[[ Source information open ]]

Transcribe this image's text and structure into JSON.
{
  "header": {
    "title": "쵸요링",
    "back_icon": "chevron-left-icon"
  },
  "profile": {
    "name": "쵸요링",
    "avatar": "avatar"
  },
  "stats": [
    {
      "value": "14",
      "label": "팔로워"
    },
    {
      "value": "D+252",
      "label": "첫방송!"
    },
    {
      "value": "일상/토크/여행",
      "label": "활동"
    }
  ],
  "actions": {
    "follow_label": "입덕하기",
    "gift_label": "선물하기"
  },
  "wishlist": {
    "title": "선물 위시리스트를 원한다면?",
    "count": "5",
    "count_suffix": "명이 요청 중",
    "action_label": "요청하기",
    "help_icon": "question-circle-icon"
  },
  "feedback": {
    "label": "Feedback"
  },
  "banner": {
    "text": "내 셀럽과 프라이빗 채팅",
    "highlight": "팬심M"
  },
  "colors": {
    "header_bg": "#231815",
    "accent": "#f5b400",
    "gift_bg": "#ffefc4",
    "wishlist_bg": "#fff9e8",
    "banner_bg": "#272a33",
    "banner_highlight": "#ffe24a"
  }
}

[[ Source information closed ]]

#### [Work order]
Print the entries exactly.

#### [Task answer]
Transcribe this image's text and structure into JSON.
{
  "header": {
    "title": "쵸요링",
    "back_icon": "chevron-left-icon"
  },
  "profile": {
    "name": "쵸요링",
    "avatar": "avatar"
  },
  "stats": [
    {
      "value": "14",
      "label": "팔로워"
    },
    {
      "value": "D+252",
      "label": "첫방송!"
    },
    {
      "value": "일상/토크/여행",
      "label": "활동"
    }
  ],
  "actions": {
    "follow_label": "입덕하기",
    "gift_label": "선물하기"
  },
  "wishlist": {
    "title": "선물 위시리스트를 원한다면?",
    "count": "5",
    "count_suffix": "명이 요청 중",
    "action_label": "요청하기",
    "help_icon": "question-circle-icon"
  },
  "feedback": {
    "label": "Feedback"
  },
  "banner": {
    "text": "내 셀럽과 프라이빗 채팅",
    "highlight": "팬심M"
  },
  "colors": {
    "header_bg": "#231815",
    "accent": "#f5b400",
    "gift_bg": "#ffefc4",
    "wishlist_bg": "#fff9e8",
    "banner_bg": "#272a33",
    "banner_highlight": "#ffe24a"
  }
}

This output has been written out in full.